Garage cabinets come in many configurations and materials, as such, the question of what kind of hinge is best for a garage storage cabinet comes down to what kind of storage cabinet is it and what is it made of?
Let’s start by determining the type of cabinet in use; there are two basic cabinet types that use hinges since they have doors and doors require hinges. These are face-frame cabinets and frameless cabinets.
A face frame cabinet has a frame that is usually made of 1.5” to 2” wood and comes with hinges mounted into the frame. The second type is the frameless cabinet, and this is basically a box with a door attached to its side wall.
The next item to look at is the door overlay, which is how the door opens in relation to the type of frame. There are overlay door types faced frame cabinets, as such, these doors cover the entire front of the cabinet, including the frame. The inset door type sits within the frame, so the difference is not just in opening style, but in a location too. An overlay sits on the frame, and an inset sits within the frame.

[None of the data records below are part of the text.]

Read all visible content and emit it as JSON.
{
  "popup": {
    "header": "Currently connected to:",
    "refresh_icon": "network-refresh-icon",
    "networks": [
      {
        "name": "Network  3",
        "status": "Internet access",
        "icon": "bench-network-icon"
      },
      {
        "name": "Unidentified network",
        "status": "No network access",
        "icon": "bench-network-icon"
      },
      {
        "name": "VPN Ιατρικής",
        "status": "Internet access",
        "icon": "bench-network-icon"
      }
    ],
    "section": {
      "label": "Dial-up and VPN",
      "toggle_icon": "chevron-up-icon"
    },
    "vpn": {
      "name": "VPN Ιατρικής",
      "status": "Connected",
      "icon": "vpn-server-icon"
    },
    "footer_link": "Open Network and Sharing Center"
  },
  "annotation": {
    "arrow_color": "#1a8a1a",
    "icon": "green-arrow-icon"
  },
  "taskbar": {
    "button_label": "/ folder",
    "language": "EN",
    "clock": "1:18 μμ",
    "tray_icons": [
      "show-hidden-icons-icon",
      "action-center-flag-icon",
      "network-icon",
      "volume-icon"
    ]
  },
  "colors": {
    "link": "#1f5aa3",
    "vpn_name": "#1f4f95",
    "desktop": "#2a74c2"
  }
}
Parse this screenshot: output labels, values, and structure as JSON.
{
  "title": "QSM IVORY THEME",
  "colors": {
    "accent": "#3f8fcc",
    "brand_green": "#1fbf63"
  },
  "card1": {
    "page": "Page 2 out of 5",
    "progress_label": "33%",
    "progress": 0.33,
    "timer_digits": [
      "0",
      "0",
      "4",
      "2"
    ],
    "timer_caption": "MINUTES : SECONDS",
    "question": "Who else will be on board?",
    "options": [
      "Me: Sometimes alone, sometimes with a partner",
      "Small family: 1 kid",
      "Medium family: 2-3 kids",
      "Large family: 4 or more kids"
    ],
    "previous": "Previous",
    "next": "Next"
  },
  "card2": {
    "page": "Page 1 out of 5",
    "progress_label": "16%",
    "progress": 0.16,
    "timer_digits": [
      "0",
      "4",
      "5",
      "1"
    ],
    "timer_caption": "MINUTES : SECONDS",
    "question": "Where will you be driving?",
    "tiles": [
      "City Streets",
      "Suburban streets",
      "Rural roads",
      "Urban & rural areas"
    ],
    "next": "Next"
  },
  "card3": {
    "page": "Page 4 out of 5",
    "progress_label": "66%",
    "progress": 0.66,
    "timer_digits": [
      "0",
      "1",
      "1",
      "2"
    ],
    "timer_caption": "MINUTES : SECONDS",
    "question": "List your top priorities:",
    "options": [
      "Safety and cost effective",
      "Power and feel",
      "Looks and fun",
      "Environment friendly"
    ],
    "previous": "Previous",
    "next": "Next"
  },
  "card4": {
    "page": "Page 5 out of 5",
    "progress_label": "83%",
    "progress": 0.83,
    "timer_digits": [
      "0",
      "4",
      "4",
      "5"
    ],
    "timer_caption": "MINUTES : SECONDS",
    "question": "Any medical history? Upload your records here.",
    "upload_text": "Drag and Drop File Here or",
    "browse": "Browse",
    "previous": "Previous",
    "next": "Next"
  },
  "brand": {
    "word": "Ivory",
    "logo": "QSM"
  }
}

There is a third type, the partial inset door, these doors have a machined edge that lets the door sit within the frame, but about 3/8” of the door sits over the frame too.
Now let’s take a look at frameless cabinet doors:
There is a full overlay door style that sits flush on the cabinet edge, covering it totally. There is the half overlay door style that is usually found in a serious of side to side cabinets, where the hinge overlay accounts for the shared partition wall.
The inset door sits within the cabinet’s edges, much like the framed cabinet door.
Another issue with hinges are how they appear, in other words, do you want to see the hinge or not? Here are the type of hinges based on appearance:
There are concealed hinges that sit inset the cabinet and the door. They come with “cups” that sit inside the material of the door and the cabinet, and when opened are not seen from the outside.
Semi-Concealed Hinge can partially be seen from the outside, and usually, the exposed part has a design to make the hinge look attractive and part of the total design.
Then there are exposed hinges, and as you guessed, the hinge is seen from all directions. These are the classic hinges that were used for centuries.
Hinge Attachment Structure
There are three basic hinge attachment structures for fastening the hinge to the cabinet and the door. These include the Surface-Mount Hinge, which is usually what an exposed hinge looks like, these are hinges with bases that fasten onto the surface of the cabinet and door.
Then there are Mortised Hinges that require a recess or mortise in the cabinet wall and door, and these are usually found on hidden hinges.
Finally, there is the Wraparound Hinge which is a style of the hinge with leaves formed to wrap around the edge of the door and the cabinet side or face frame. You might find partial wraparound hinges that have one side felt and the other a wrap around. The full wrap around hinges is used on face-frame cabinets.
So now you have the different options, it’s time to look at the appropriate hinges for each type.
Butt Hinge: this is the standard hinge composed of two pivoting plates with interlocking fingers forming a barrel that is held together by a pin. Some butt hinges require a slight mortise in the frame and door to account for a flush finish.
Deluxe (adjustable mount) Butt Hinge is but hinges that let you adjust the doors horizontally and vertically to acquire a perfect fit.
Knife Hinges look like scissors, these are mounted on the top and bottom of the door, and the pates fasten to the top or bottom of the cabinet, they open like a pair of scissors.
A European Hinge is a form of concealed hinge found on most frameless cabinets and come with a mortise based mounting plate for both the cabinet and the door. Most European hinges come with height and depth regulators, in the form of small screws that can adjust the depth and distance of the hinge.
Other options to choose from are self-closing hinges, or self-opening and closing systems. These are mechanisms you can add to the hinge to make the operation of opening and closing less manual.
Number of Hinges
In most cases two hinges are enough to support a full sized door, however, the weight of the door and the cabinet have to be considered as well as the overall dimensions. The larger the cabinet, and the heavier the door, the larger the hinges, or possibly adding a third hinge. If you are not sure, more is better than less.